Component data from apps and pages:
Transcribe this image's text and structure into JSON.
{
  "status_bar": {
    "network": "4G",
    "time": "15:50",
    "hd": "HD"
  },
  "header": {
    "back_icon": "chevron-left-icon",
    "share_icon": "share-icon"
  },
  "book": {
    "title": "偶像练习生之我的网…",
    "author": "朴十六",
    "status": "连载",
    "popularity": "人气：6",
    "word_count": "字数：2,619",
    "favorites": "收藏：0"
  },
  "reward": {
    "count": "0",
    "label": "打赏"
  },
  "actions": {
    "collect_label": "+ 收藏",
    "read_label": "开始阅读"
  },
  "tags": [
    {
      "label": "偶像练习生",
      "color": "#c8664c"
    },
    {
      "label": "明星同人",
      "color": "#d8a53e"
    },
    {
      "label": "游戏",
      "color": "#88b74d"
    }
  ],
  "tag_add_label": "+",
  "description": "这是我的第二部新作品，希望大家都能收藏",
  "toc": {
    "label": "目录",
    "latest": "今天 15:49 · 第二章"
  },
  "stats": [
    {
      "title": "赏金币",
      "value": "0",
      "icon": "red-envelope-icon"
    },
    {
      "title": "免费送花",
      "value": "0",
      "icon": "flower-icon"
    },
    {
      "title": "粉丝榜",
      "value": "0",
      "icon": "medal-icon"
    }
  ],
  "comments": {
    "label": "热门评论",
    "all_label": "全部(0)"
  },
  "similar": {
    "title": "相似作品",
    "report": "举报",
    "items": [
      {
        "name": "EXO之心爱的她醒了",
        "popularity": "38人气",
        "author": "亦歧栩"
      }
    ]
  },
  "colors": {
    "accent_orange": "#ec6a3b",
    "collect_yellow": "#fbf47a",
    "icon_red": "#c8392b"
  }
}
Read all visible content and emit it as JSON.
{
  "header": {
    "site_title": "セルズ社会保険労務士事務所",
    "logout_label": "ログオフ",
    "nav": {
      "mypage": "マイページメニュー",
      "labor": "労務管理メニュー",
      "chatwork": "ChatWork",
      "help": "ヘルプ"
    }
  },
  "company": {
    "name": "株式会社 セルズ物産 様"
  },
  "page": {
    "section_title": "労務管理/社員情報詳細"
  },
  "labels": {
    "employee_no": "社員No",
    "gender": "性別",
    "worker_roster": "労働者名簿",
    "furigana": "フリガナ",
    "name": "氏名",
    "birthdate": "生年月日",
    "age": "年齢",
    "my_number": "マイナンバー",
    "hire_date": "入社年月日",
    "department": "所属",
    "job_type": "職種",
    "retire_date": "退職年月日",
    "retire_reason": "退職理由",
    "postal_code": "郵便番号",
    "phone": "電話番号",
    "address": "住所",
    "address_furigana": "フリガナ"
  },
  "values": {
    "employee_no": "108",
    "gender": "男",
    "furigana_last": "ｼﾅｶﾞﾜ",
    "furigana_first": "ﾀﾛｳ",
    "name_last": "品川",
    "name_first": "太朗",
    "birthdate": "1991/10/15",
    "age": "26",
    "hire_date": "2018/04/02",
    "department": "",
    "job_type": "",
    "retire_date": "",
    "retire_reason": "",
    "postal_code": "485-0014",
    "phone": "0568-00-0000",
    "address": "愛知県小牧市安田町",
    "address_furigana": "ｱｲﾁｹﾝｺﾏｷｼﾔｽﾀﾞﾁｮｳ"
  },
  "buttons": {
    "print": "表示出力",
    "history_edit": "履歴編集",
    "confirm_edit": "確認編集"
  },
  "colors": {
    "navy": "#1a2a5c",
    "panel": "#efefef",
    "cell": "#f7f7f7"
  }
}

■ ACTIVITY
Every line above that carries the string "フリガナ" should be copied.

■ TASK OUTPUT
    "furigana": "フリガナ",
    "address_furigana": "フリガナ"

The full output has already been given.